According to Hasan Sherov, an employee of the Dushanbe Environmental Protection Department, over 80,000 vehicles move along the roads of the capital every day, producing over 35,000 tons of waste.
However, Dushanbe residents speak of their concern over emissions from industrial plants and the capital’s CHP-2, built by the Chinese company TBEA (Tebian Electric Apparatus).
“They say that the cement factory throws out dust in the city all the time. And they also say that some enterprises process metals, which also pollutes the air,” said one of the residents of Dushanbe.
Bakhrom Soliev, who lives in a four-story building near the factory, says that when the plant’s two pipes are in operation, it is difficult for people to breathe.
“In the morning at the neighbours who live downstairs, cars, windows – everything is covered with dust.
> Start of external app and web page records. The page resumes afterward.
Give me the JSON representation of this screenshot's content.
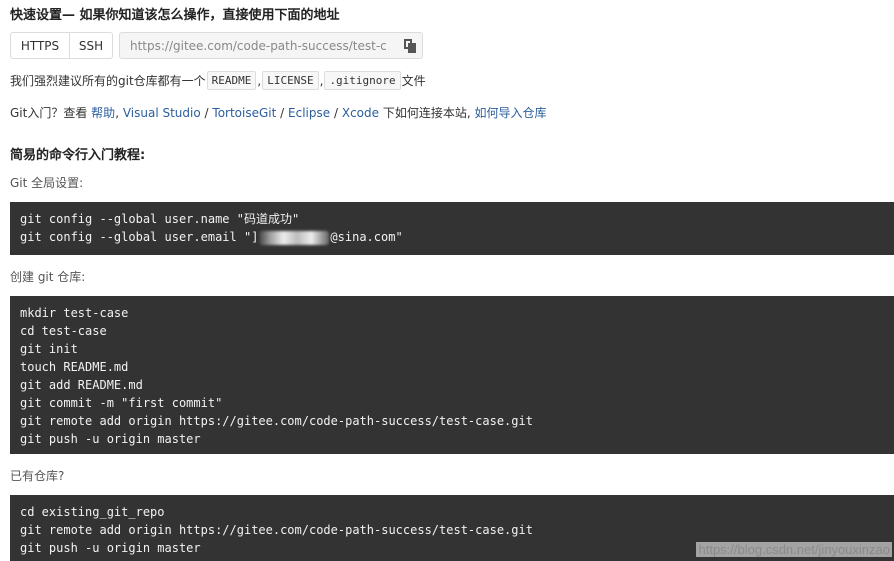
{
  "quick_setup": {
    "title": "快速设置— 如果你知道该怎么操作，直接使用下面的地址",
    "https_label": "HTTPS",
    "ssh_label": "SSH",
    "clone_url": "https://gitee.com/code-path-success/test-c",
    "copy_icon": "copy-icon"
  },
  "recommend": {
    "prefix": "我们强烈建议所有的git仓库都有一个",
    "tag_readme": "README",
    "sep1": ",",
    "tag_license": "LICENSE",
    "sep2": ",",
    "tag_gitignore": ".gitignore",
    "suffix": "文件"
  },
  "help_line": {
    "prefix": "Git入门？查看",
    "help_link": "帮助",
    "sep1": ",",
    "vs_link": "Visual Studio",
    "sep2": "/",
    "tortoise_link": "TortoiseGit",
    "sep3": "/",
    "eclipse_link": "Eclipse",
    "sep4": "/",
    "xcode_link": "Xcode",
    "middle": "下如何连接本站,",
    "import_link": "如何导入仓库"
  },
  "tutorial": {
    "title": "简易的命令行入门教程:",
    "global_label": "Git 全局设置:",
    "global_line1": "git config --global user.name \"码道成功\"",
    "global_line2_prefix": "git config --global user.email \"]",
    "global_line2_suffix": "@sina.com\"",
    "create_label": "创建 git 仓库:",
    "create_lines": [
      "mkdir test-case",
      "cd test-case",
      "git init",
      "touch README.md",
      "git add README.md",
      "git commit -m \"first commit\"",
      "git remote add origin https://gitee.com/code-path-success/test-case.git",
      "git push -u origin master"
    ],
    "existing_label": "已有仓库?",
    "existing_lines": [
      "cd existing_git_repo",
      "git remote add origin https://gitee.com/code-path-success/test-case.git",
      "git push -u origin master"
    ]
  },
  "watermark": "https://blog.csdn.net/jinyouxinzao"
}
Fortunately, we live on higher stories, we have less dust. But when two pipes of the cement factory are in operation, it is also difficult for us to breathe,” he says.
Environmentalists also argue that many urban enterprises use coal as a raw material for energy generation. According to them, there are 24 enterprises in the city that generate heat by burning coal fuel.
There are many similar construction enterprises in Dushanbe that are heated with wood.
The city’s numerous landfills also contribute to air pollution. Contrary to the prohibitions of the authorities, garbage is sometimes burned right on the street.
Mokhsharif Juraeva, an elderly Dushanbe resident, says the skies were mostly clear in previous winters, but now everything has changed.
“This dirty air has a particular effect on people with high blood pressure like me. It is very difficult for my husband, who suffers from goiter, to breathe in such conditions,” says Juraeva.
Allergists say that a number of allergic diseases grow when air is polluted, including bronchial asthma, allergic tracheobronchitis and others. With this in mind, doctors recommend using disposable masks at this time when going out into the streets, more often doing wet cleaning at home or using a vacuum cleaner.
This material has been prepared as part of the Giving Voice, Driving Change – from the Borderland to the Steppes Project. The opinions expressed in the article do not reflect the position of the editorial board or the donor.